Part One. Pick any philosophical idea in this week’s reading that interests you and post your philosophical thoughts on it, which includes your reasons. This is important: A comment is not philosophical unless it includes your reasoning. For example, when evaluating an argument, this means you need to either (a) state which specific premise you disagree with and why you disagree with the premise, or (b) you need to explain why you think the rejected argument’s reasoning is weak, invalid, or otherwise illogical.
Part Two. Respond philosophically to the post of one (or more) members of the class.

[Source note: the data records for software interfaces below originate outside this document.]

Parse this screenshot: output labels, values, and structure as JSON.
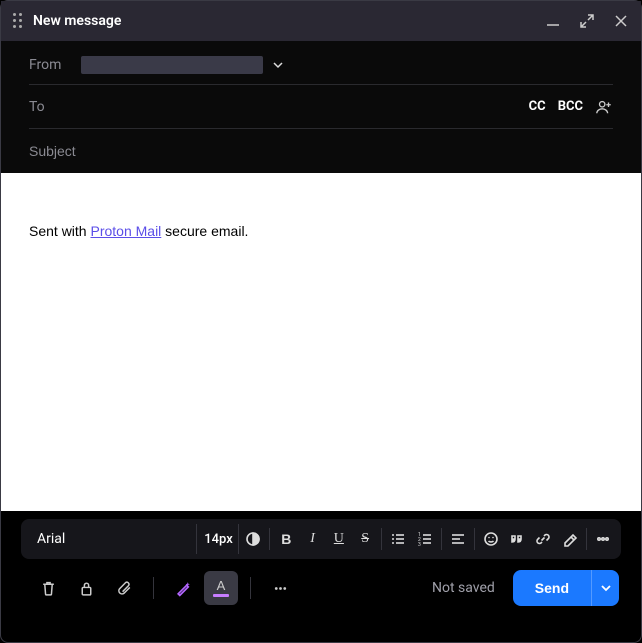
{
  "window": {
    "title": "New message"
  },
  "fields": {
    "from_label": "From",
    "from_value": "",
    "to_label": "To",
    "cc_label": "CC",
    "bcc_label": "BCC",
    "subject_placeholder": "Subject",
    "subject_value": ""
  },
  "body": {
    "prefix": "Sent with ",
    "link_text": "Proton Mail",
    "suffix": " secure email."
  },
  "toolbar": {
    "font": "Arial",
    "size": "14px"
  },
  "footer": {
    "status": "Not saved",
    "send_label": "Send"
  },
  "icons": {
    "contrast": "contrast-icon",
    "bold": "B",
    "italic": "I",
    "underline": "U",
    "strike": "S"
  }
}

Fun Fact — Belief Bias: Cognitive psychologists have studied what they call cognitive illusions (aka: cognitive biases). These result from strong psychological tendencies that lead us to reason poorly. One common cognitive bias/illusion is called “The Belief Bias”. This occurs when we evaluate the quality of an ARGUMENT based only on whether we agree or disagree with the conclusion. This class requires that we focus on evaluating arguments. Two examples of resisting the belief bias:
o Nagel (last week’s reading) was not sympathetic to the idea of an intelligent designer, yet he recognized the strength of some design arguments.
o Many theists, on the other hand, believe that the cosmos was created by an intelligent designer, yet judge many design arguments (Paley’s for example) as flawed or weak.
Moral of the Story: If you DON’T believe in an intelligent designer, remember that not all argument for this conclusion are good. And if you DO believe in an intelligent designer, keep in mind that not all arguments for that belief are good.
This week I would like to discuss Paley’s design argument and its relationship with Darwin’s theory of evolution. From what I have learned about Paley’s design argument, “watch is to watchmaker as nature is to a designer of nature” is apparently an inductive argument. By comparing the structure of watch to that of the nature, Paley tried to prove the existence of an intelligent designer. However, I doubt the credibility of this argument because no matter how similar two items (A and B) are, something happens to item A does not mean that this something must happen to item B. Nevertheless, while I was learning about Darwin’s theory of evolution, I realized that he used “natural selection is a completely unguided process” to reject Paley’s design argument. Upon reading this, I could not help but consider if it is possible that there was an intelligent designer that created the first generation of lives in the globe, and then these lives started to evolve generation by generation through natural selection. Therefore, I would like to say that it is possible that Darwin’s theory of evolution is not completely against the design argument.